> **EXERCISE REQUIREMENTS**:
Print the records exactly as they are written.
_ _ _
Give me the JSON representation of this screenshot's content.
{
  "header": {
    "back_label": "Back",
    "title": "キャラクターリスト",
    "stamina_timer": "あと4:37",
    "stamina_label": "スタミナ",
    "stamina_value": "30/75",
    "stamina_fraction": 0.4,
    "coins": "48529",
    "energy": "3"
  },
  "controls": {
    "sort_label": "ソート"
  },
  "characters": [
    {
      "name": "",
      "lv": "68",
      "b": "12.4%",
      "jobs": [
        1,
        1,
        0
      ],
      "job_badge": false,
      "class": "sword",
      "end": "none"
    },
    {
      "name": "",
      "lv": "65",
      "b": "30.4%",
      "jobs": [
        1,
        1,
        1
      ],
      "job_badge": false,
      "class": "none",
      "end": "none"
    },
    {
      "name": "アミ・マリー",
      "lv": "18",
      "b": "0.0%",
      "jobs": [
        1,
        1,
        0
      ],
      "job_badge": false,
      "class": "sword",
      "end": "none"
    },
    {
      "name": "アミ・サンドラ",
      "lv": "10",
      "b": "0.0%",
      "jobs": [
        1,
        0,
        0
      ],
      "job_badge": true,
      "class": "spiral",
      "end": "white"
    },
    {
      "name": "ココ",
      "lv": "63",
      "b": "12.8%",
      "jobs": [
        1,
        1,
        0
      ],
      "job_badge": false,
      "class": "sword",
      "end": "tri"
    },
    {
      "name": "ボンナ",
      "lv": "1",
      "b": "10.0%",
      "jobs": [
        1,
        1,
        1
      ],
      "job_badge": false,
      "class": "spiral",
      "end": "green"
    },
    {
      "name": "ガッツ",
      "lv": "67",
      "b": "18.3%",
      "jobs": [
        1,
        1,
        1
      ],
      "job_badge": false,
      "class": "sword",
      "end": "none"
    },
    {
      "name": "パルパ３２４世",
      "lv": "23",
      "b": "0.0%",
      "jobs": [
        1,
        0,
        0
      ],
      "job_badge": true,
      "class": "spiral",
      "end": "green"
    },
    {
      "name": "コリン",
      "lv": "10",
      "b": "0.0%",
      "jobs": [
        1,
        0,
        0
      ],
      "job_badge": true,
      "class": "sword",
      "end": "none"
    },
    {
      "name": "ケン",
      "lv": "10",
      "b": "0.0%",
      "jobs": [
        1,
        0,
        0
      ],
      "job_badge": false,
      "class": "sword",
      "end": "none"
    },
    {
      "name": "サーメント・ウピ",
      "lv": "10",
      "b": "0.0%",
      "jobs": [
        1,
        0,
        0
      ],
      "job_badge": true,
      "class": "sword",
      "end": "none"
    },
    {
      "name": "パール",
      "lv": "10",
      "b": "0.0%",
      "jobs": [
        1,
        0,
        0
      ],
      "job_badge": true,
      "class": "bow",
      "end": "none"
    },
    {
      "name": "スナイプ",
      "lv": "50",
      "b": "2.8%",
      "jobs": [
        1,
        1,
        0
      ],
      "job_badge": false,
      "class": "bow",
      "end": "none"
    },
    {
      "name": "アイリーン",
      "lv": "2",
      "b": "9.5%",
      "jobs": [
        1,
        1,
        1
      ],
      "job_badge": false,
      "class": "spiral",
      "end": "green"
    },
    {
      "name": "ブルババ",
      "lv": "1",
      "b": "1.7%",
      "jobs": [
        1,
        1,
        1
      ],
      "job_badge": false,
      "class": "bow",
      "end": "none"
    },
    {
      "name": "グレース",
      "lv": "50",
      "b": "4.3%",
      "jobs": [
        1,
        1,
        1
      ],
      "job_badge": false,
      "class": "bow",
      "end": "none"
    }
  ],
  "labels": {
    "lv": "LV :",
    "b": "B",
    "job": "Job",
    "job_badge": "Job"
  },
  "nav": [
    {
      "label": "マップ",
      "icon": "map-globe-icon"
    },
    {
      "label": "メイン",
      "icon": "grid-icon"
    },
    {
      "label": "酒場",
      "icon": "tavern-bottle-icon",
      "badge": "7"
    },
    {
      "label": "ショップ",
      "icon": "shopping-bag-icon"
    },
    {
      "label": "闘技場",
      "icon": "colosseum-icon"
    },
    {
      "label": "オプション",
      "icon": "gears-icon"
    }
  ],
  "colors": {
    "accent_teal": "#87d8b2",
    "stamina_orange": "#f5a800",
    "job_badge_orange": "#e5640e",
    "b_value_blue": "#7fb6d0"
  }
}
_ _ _
> **SOLUTION FOR THIS EXERCISE**:
Give me the JSON representation of this screenshot's content.
{
  "header": {
    "back_label": "Back",
    "title": "キャラクターリスト",
    "stamina_timer": "あと4:37",
    "stamina_label": "スタミナ",
    "stamina_value": "30/75",
    "stamina_fraction": 0.4,
    "coins": "48529",
    "energy": "3"
  },
  "controls": {
    "sort_label": "ソート"
  },
  "characters": [
    {
      "name": "",
      "lv": "68",
      "b": "12.4%",
      "jobs": [
        1,
        1,
        0
      ],
      "job_badge": false,
      "class": "sword",
      "end": "none"
    },
    {
      "name": "",
      "lv": "65",
      "b": "30.4%",
      "jobs": [
        1,
        1,
        1
      ],
      "job_badge": false,
      "class": "none",
      "end": "none"
    },
    {
      "name": "アミ・マリー",
      "lv": "18",
      "b": "0.0%",
      "jobs": [
        1,
        1,
        0
      ],
      "job_badge": false,
      "class": "sword",
      "end": "none"
    },
    {
      "name": "アミ・サンドラ",
      "lv": "10",
      "b": "0.0%",
      "jobs": [
        1,
        0,
        0
      ],
      "job_badge": true,
      "class": "spiral",
      "end": "white"
    },
    {
      "name": "ココ",
      "lv": "63",
      "b": "12.8%",
      "jobs": [
        1,
        1,
        0
      ],
      "job_badge": false,
      "class": "sword",
      "end": "tri"
    },
    {
      "name": "ボンナ",
      "lv": "1",
      "b": "10.0%",
      "jobs": [
        1,
        1,
        1
      ],
      "job_badge": false,
      "class": "spiral",
      "end": "green"
    },
    {
      "name": "ガッツ",
      "lv": "67",
      "b": "18.3%",
      "jobs": [
        1,
        1,
        1
      ],
      "job_badge": false,
      "class": "sword",
      "end": "none"
    },
    {
      "name": "パルパ３２４世",
      "lv": "23",
      "b": "0.0%",
      "jobs": [
        1,
        0,
        0
      ],
      "job_badge": true,
      "class": "spiral",
      "end": "green"
    },
    {
      "name": "コリン",
      "lv": "10",
      "b": "0.0%",
      "jobs": [
        1,
        0,
        0
      ],
      "job_badge": true,
      "class": "sword",
      "end": "none"
    },
    {
      "name": "ケン",
      "lv": "10",
      "b": "0.0%",
      "jobs": [
        1,
        0,
        0
      ],
      "job_badge": false,
      "class": "sword",
      "end": "none"
    },
    {
      "name": "サーメント・ウピ",
      "lv": "10",
      "b": "0.0%",
      "jobs": [
        1,
        0,
        0
      ],
      "job_badge": true,
      "class": "sword",
      "end": "none"
    },
    {
      "name": "パール",
      "lv": "10",
      "b": "0.0%",
      "jobs": [
        1,
        0,
        0
      ],
      "job_badge": true,
      "class": "bow",
      "end": "none"
    },
    {
      "name": "スナイプ",
      "lv": "50",
      "b": "2.8%",
      "jobs": [
        1,
        1,
        0
      ],
      "job_badge": false,
      "class": "bow",
      "end": "none"
    },
    {
      "name": "アイリーン",
      "lv": "2",
      "b": "9.5%",
      "jobs": [
        1,
        1,
        1
      ],
      "job_badge": false,
      "class": "spiral",
      "end": "green"
    },
    {
      "name": "ブルババ",
      "lv": "1",
      "b": "1.7%",
      "jobs": [
        1,
        1,
        1
      ],
      "job_badge": false,
      "class": "bow",
      "end": "none"
    },
    {
      "name": "グレース",
      "lv": "50",
      "b": "4.3%",
      "jobs": [
        1,
        1,
        1
      ],
      "job_badge": false,
      "class": "bow",
      "end": "none"
    }
  ],
  "labels": {
    "lv": "LV :",
    "b": "B",
    "job": "Job",
    "job_badge": "Job"
  },
  "nav": [
    {
      "label": "マップ",
      "icon": "map-globe-icon"
    },
    {
      "label": "メイン",
      "icon": "grid-icon"
    },
    {
      "label": "酒場",
      "icon": "tavern-bottle-icon",
      "badge": "7"
    },
    {
      "label": "ショップ",
      "icon": "shopping-bag-icon"
    },
    {
      "label": "闘技場",
      "icon": "colosseum-icon"
    },
    {
      "label": "オプション",
      "icon": "gears-icon"
    }
  ],
  "colors": {
    "accent_teal": "#87d8b2",
    "stamina_orange": "#f5a800",
    "job_badge_orange": "#e5640e",
    "b_value_blue": "#7fb6d0"
  }
}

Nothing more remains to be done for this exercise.